### Exercise details
Find every line below with the word "amount" in it, and copy each one.

(Provided entries Opens)

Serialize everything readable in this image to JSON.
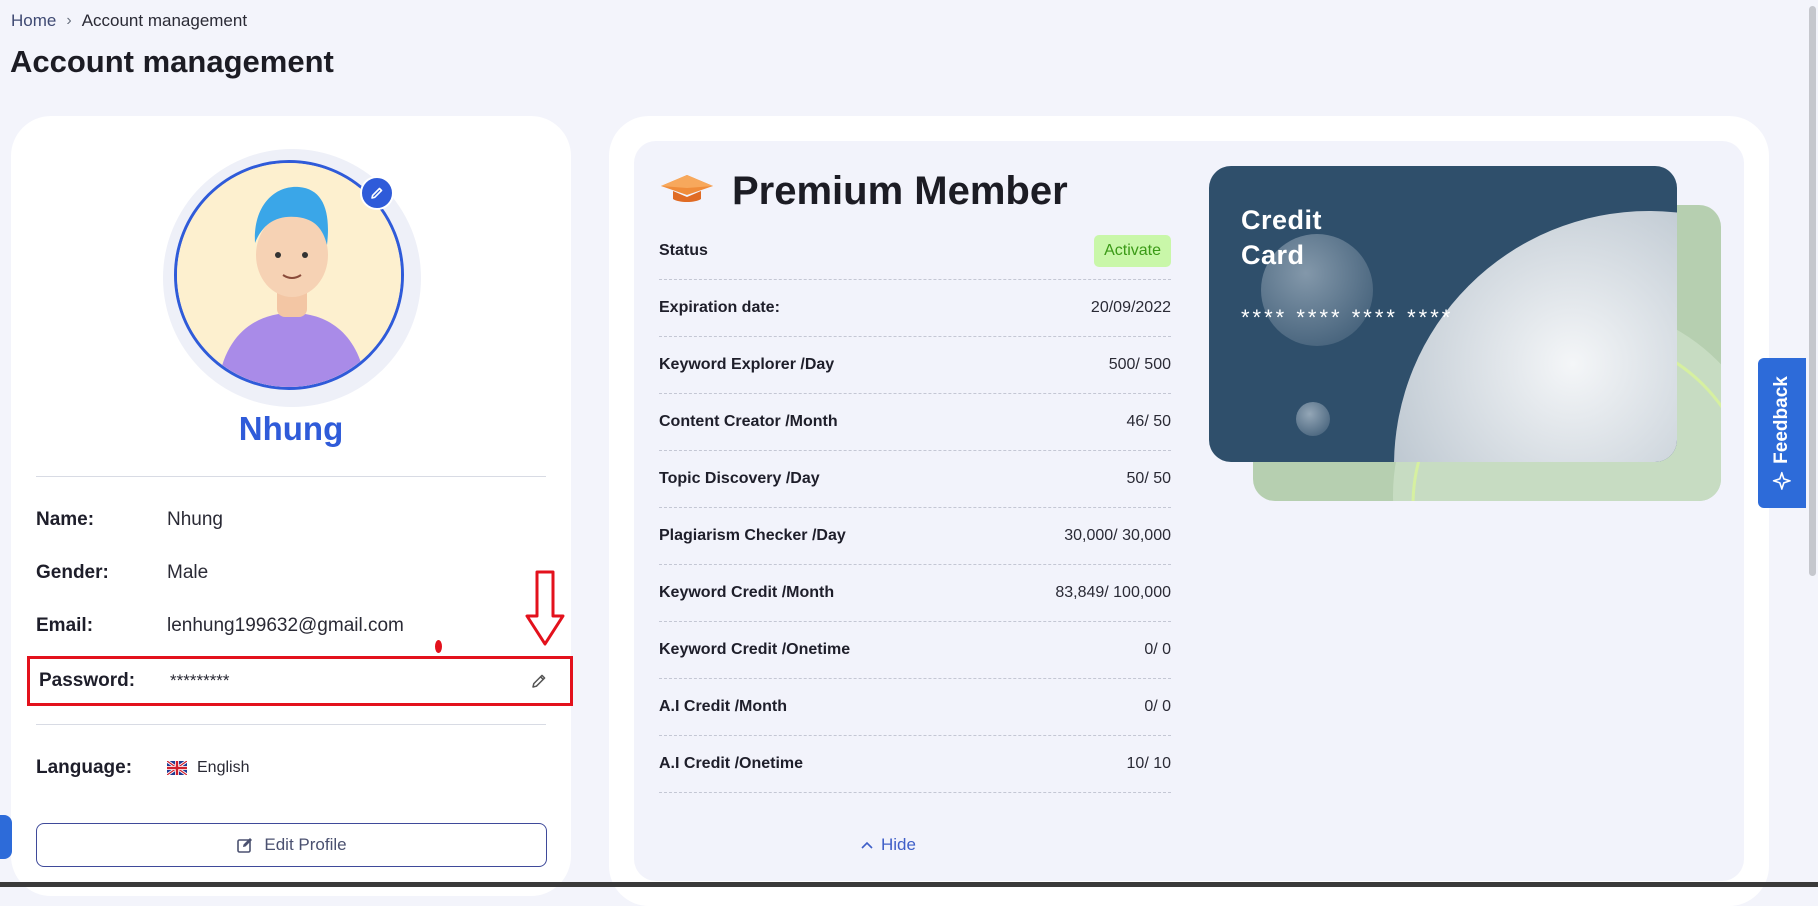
{
  "breadcrumb": {
    "home": "Home",
    "separator": "›",
    "current": "Account management"
  },
  "page_title": "Account management",
  "profile": {
    "name_display": "Nhung",
    "fields": {
      "name_label": "Name:",
      "name_value": "Nhung",
      "gender_label": "Gender:",
      "gender_value": "Male",
      "email_label": "Email:",
      "email_value": "lenhung199632@gmail.com",
      "password_label": "Password:",
      "password_value": "*********",
      "language_label": "Language:",
      "language_value": "English"
    },
    "edit_button": "Edit Profile"
  },
  "membership": {
    "title": "Premium Member",
    "rows": [
      {
        "label": "Status",
        "value": "Activate"
      },
      {
        "label": "Expiration date:",
        "value": "20/09/2022"
      },
      {
        "label": "Keyword Explorer /Day",
        "value": "500/ 500"
      },
      {
        "label": "Content Creator /Month",
        "value": "46/ 50"
      },
      {
        "label": "Topic Discovery /Day",
        "value": "50/ 50"
      },
      {
        "label": "Plagiarism Checker /Day",
        "value": "30,000/ 30,000"
      },
      {
        "label": "Keyword Credit /Month",
        "value": "83,849/ 100,000"
      },
      {
        "label": "Keyword Credit /Onetime",
        "value": "0/ 0"
      },
      {
        "label": "A.I Credit /Month",
        "value": "0/ 0"
      },
      {
        "label": "A.I Credit /Onetime",
        "value": "10/ 10"
      }
    ],
    "hide_label": "Hide"
  },
  "credit_card": {
    "title_line1": "Credit",
    "title_line2": "Card",
    "number": "**** **** **** ****"
  },
  "feedback": {
    "label": "Feedback"
  },
  "colors": {
    "accent": "#2f5bd9",
    "card": "#2f4f6b",
    "card_back": "#b6cfb0",
    "status_bg": "#c9f7a9",
    "highlight": "#e3111c"
  }
}
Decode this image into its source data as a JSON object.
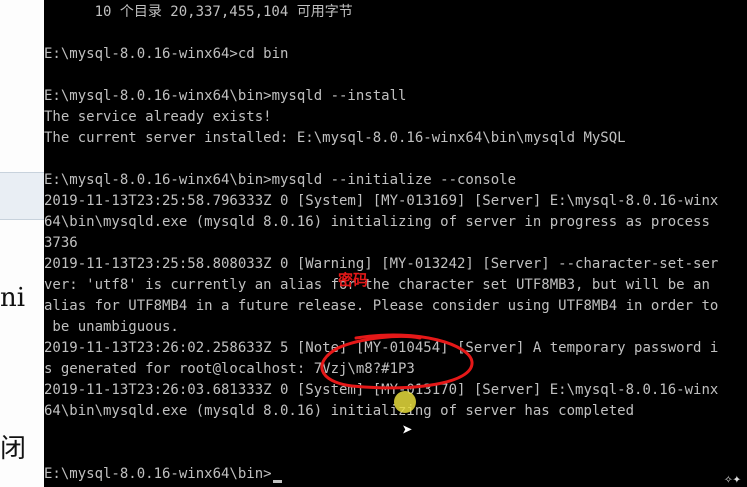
{
  "background_window": {
    "fragments": [
      "ni",
      "闭"
    ]
  },
  "console": {
    "text_color": "#c0c0c0",
    "background": "#000000",
    "lines": [
      "      10 个目录 20,337,455,104 可用字节",
      "",
      "E:\\mysql-8.0.16-winx64>cd bin",
      "",
      "E:\\mysql-8.0.16-winx64\\bin>mysqld --install",
      "The service already exists!",
      "The current server installed: E:\\mysql-8.0.16-winx64\\bin\\mysqld MySQL",
      "",
      "E:\\mysql-8.0.16-winx64\\bin>mysqld --initialize --console",
      "2019-11-13T23:25:58.796333Z 0 [System] [MY-013169] [Server] E:\\mysql-8.0.16-winx",
      "64\\bin\\mysqld.exe (mysqld 8.0.16) initializing of server in progress as process",
      "3736",
      "2019-11-13T23:25:58.808033Z 0 [Warning] [MY-013242] [Server] --character-set-ser",
      "ver: 'utf8' is currently an alias for the character set UTF8MB3, but will be an",
      "alias for UTF8MB4 in a future release. Please consider using UTF8MB4 in order to",
      " be unambiguous.",
      "2019-11-13T23:26:02.258633Z 5 [Note] [MY-010454] [Server] A temporary password i",
      "s generated for root@localhost: 7Vzj\\m8?#1P3",
      "2019-11-13T23:26:03.681333Z 0 [System] [MY-013170] [Server] E:\\mysql-8.0.16-winx",
      "64\\bin\\mysqld.exe (mysqld 8.0.16) initializing of server has completed",
      "",
      "",
      "E:\\mysql-8.0.16-winx64\\bin>"
    ]
  },
  "annotation": {
    "note_text": "密码",
    "color": "#e51818"
  },
  "corner_icon": "sparkle-icon"
}
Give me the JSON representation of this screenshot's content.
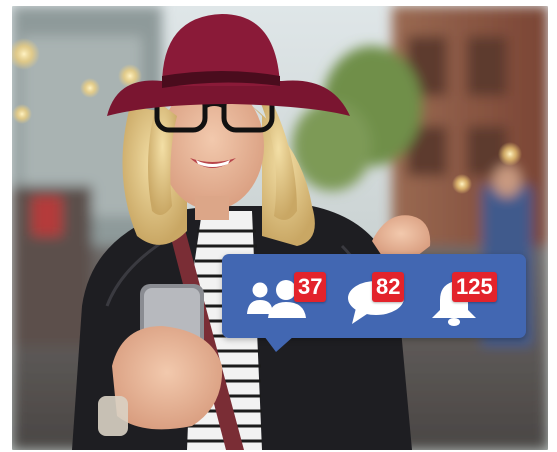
{
  "notifications": {
    "friends": {
      "icon": "friends-icon",
      "count": "37"
    },
    "messages": {
      "icon": "chat-bubble-icon",
      "count": "82"
    },
    "alerts": {
      "icon": "bell-icon",
      "count": "125"
    }
  },
  "colors": {
    "bubble": "#4267b2",
    "badge": "#e3232b",
    "hat": "#7a1530",
    "jacket": "#1e1e22"
  }
}
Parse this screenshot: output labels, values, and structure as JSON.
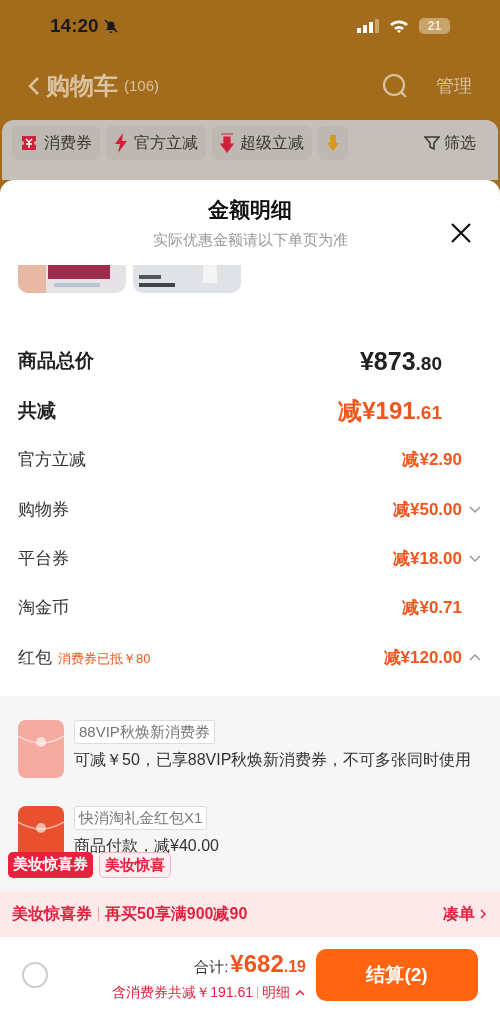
{
  "status_bar": {
    "time": "14:20",
    "battery": "21"
  },
  "header": {
    "title": "购物车",
    "count": "(106)",
    "manage": "管理"
  },
  "chips": [
    {
      "kind": "ticket",
      "label": "消费券"
    },
    {
      "kind": "bolt",
      "label": "官方立减"
    },
    {
      "kind": "down",
      "label": "超级立减"
    },
    {
      "kind": "faded"
    }
  ],
  "filter": {
    "label": "筛选"
  },
  "sheet": {
    "title": "金额明细",
    "subtitle": "实际优惠金额请以下单页为准",
    "rows": [
      {
        "kind": "total",
        "label": "商品总价",
        "amount": "¥873",
        "cents": ".80"
      },
      {
        "kind": "saving",
        "label": "共减",
        "amount": "减¥191",
        "cents": ".61"
      },
      {
        "kind": "item",
        "label": "官方立减",
        "amount": "减¥2.90"
      },
      {
        "kind": "item",
        "label": "购物券",
        "amount": "减¥50.00",
        "expanded": false
      },
      {
        "kind": "item",
        "label": "平台券",
        "amount": "减¥18.00",
        "expanded": false
      },
      {
        "kind": "item",
        "label": "淘金币",
        "amount": "减¥0.71"
      },
      {
        "kind": "item",
        "label": "红包",
        "note": "消费券已抵￥80",
        "amount": "减¥120.00",
        "expanded": true
      }
    ],
    "coupons": [
      {
        "color": "#f4aaa0",
        "tag": "88VIP秋焕新消费券",
        "text": "可减￥50，已享88VIP秋焕新消费券，不可多张同时使用"
      },
      {
        "color": "#e8502e",
        "tag": "快消淘礼金红包X1",
        "text": "商品付款，减¥40.00"
      }
    ],
    "badges": [
      {
        "kind": "filled",
        "label": "美妆惊喜券"
      },
      {
        "kind": "outline",
        "label": "美妆惊喜"
      }
    ],
    "promo": {
      "name": "美妆惊喜券",
      "offer": "再买50享满900减90",
      "action": "凑单"
    },
    "footer": {
      "selected": false,
      "total_label": "合计:",
      "total": "¥682",
      "cents": ".19",
      "saved": "含消费券共减￥191.61",
      "details": "明细",
      "checkout": "结算(2)"
    }
  }
}
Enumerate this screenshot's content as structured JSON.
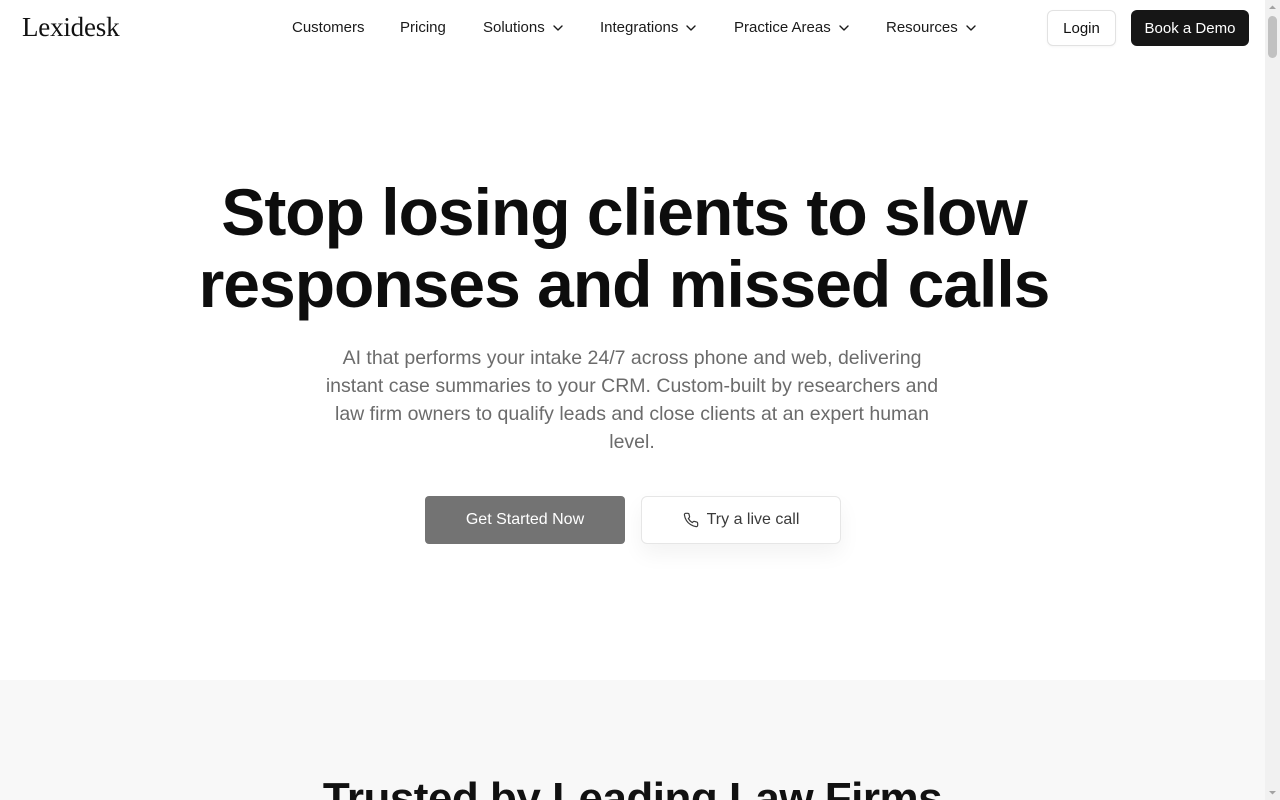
{
  "brand": {
    "logo_text": "Lexidesk"
  },
  "nav": {
    "items": [
      {
        "label": "Customers",
        "has_dropdown": false
      },
      {
        "label": "Pricing",
        "has_dropdown": false
      },
      {
        "label": "Solutions",
        "has_dropdown": true
      },
      {
        "label": "Integrations",
        "has_dropdown": true
      },
      {
        "label": "Practice Areas",
        "has_dropdown": true
      },
      {
        "label": "Resources",
        "has_dropdown": true
      }
    ],
    "login_label": "Login",
    "demo_label": "Book a Demo"
  },
  "hero": {
    "title_line1": "Stop losing clients to slow",
    "title_line2": "responses and missed calls",
    "subtitle": "AI that performs your intake 24/7 across phone and web, delivering instant case summaries to your CRM. Custom-built by researchers and law firm owners to qualify leads and close clients at an expert human level.",
    "primary_cta": "Get Started Now",
    "secondary_cta": "Try a live call",
    "secondary_cta_icon": "phone-icon"
  },
  "trusted": {
    "title": "Trusted by Leading Law Firms"
  },
  "colors": {
    "primary_button": "#737373",
    "demo_button": "#161616",
    "subtitle_text": "#6b6b6b",
    "section_bg": "#f8f8f8"
  }
}
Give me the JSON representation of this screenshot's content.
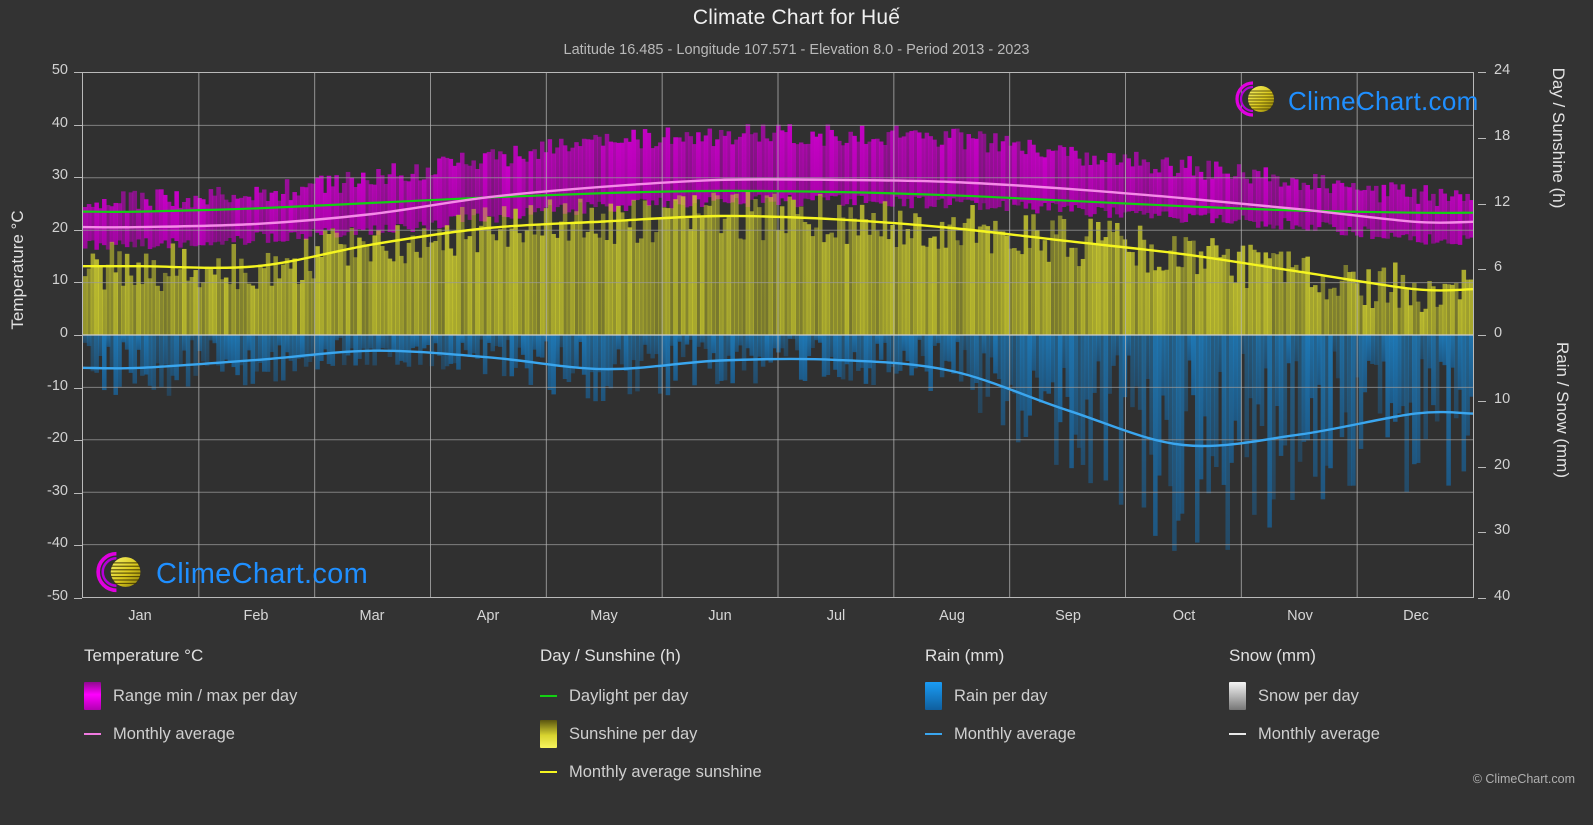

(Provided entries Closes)

### Task solution
        "amount": "¥873",
        "amount": "减¥191",
        "amount": "减¥2.90"
        "amount": "减¥50.00",
        "amount": "减¥18.00",
        "amount": "减¥0.71"
        "amount": "减¥120.00",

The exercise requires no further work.